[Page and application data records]
====
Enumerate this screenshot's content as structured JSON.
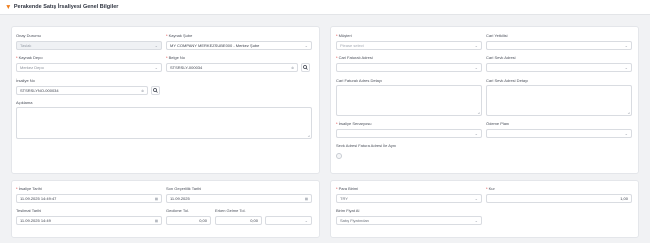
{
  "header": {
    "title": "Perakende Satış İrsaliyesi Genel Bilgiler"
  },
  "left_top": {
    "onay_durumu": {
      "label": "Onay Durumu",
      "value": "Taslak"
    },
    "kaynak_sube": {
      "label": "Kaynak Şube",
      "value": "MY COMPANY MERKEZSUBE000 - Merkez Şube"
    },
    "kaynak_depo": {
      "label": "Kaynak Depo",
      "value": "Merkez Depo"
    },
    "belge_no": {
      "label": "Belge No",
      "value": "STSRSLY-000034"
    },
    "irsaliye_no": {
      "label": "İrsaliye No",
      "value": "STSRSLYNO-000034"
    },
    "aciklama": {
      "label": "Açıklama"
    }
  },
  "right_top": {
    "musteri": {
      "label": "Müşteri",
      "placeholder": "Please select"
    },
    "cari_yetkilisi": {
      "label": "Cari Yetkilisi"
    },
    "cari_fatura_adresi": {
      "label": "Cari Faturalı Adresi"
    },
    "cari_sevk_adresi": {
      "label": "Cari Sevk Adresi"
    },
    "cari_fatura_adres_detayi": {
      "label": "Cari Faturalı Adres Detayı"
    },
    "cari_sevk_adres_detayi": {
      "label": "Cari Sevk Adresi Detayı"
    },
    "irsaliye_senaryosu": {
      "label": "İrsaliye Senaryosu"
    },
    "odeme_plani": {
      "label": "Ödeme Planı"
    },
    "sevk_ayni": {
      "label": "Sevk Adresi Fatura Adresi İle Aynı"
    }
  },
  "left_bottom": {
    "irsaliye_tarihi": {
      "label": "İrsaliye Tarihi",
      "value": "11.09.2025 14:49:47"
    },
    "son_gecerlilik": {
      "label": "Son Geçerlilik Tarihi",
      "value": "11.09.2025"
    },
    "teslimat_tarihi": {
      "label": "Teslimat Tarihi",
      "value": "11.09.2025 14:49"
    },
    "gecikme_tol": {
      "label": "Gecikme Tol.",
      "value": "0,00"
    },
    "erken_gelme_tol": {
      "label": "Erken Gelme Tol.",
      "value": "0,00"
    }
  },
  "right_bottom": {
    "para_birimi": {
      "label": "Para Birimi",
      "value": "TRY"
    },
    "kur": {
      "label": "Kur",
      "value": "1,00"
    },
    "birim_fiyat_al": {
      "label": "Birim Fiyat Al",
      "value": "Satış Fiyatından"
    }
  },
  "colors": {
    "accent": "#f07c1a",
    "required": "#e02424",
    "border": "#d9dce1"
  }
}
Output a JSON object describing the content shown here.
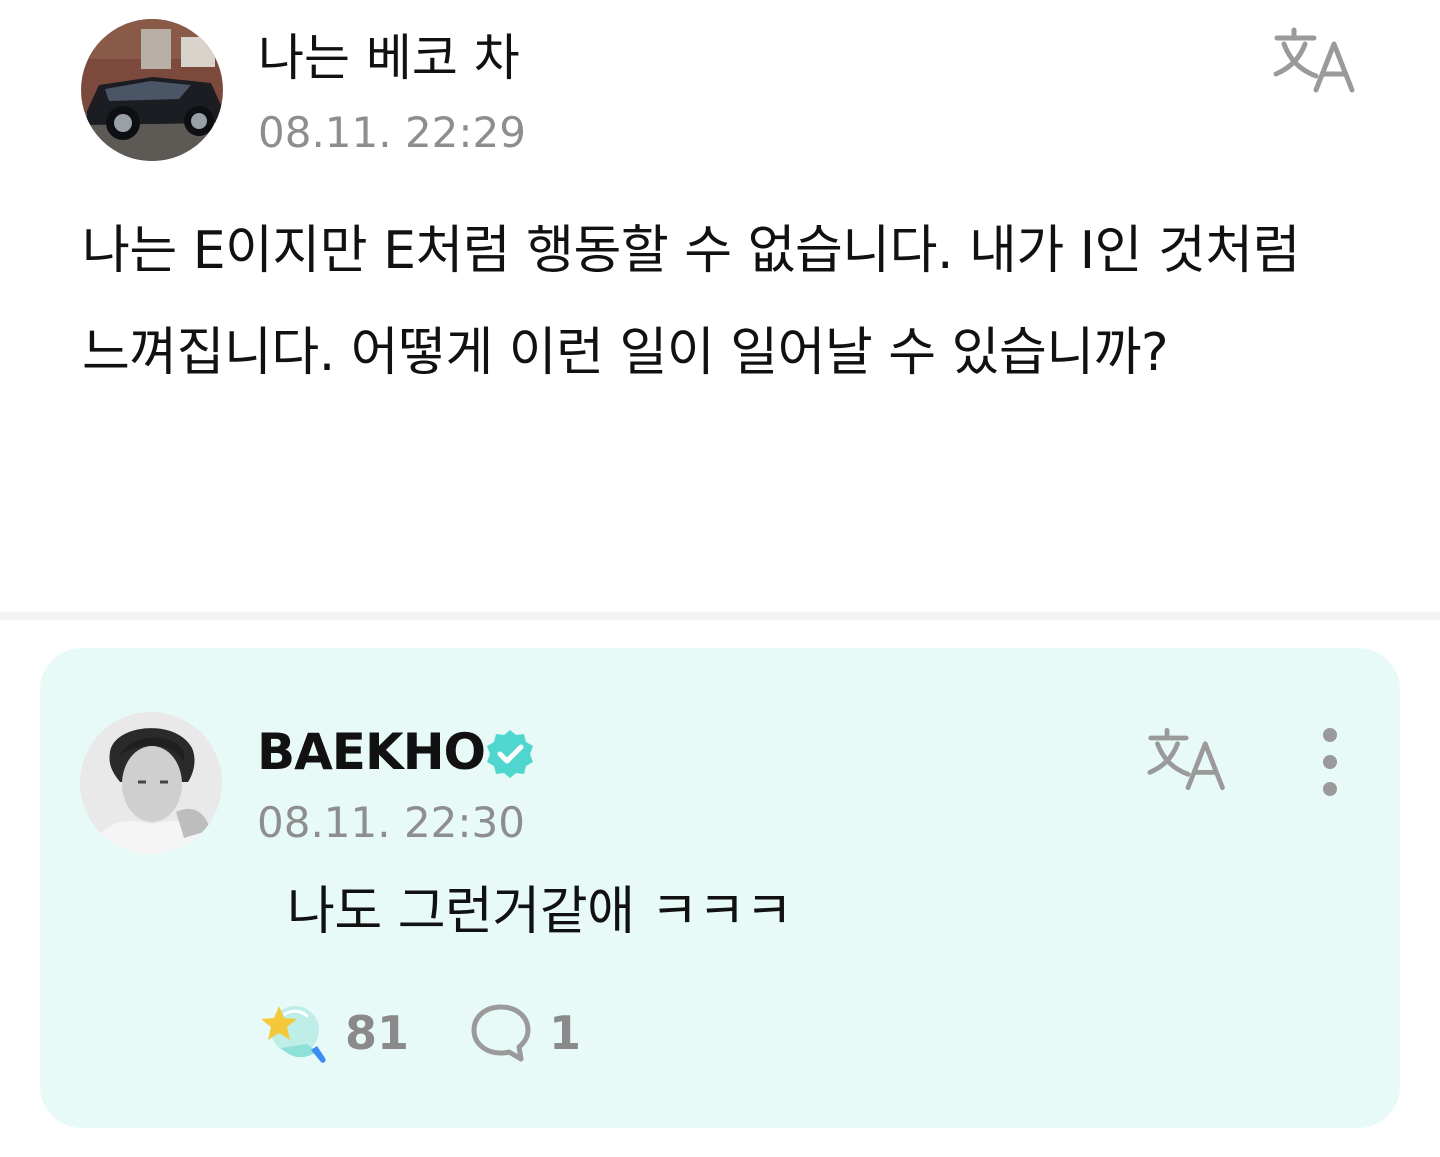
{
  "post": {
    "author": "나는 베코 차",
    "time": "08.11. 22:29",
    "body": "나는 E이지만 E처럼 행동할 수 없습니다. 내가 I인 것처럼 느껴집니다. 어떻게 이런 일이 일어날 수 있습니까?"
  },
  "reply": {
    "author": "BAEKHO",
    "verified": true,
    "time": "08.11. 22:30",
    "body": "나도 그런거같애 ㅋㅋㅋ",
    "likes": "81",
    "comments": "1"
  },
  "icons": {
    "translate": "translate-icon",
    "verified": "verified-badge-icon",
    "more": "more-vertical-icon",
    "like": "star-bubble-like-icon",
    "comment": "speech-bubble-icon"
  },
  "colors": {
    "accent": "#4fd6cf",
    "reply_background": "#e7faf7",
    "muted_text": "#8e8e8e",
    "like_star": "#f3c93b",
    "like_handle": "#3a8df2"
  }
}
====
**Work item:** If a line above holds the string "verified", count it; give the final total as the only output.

**Response area:** 2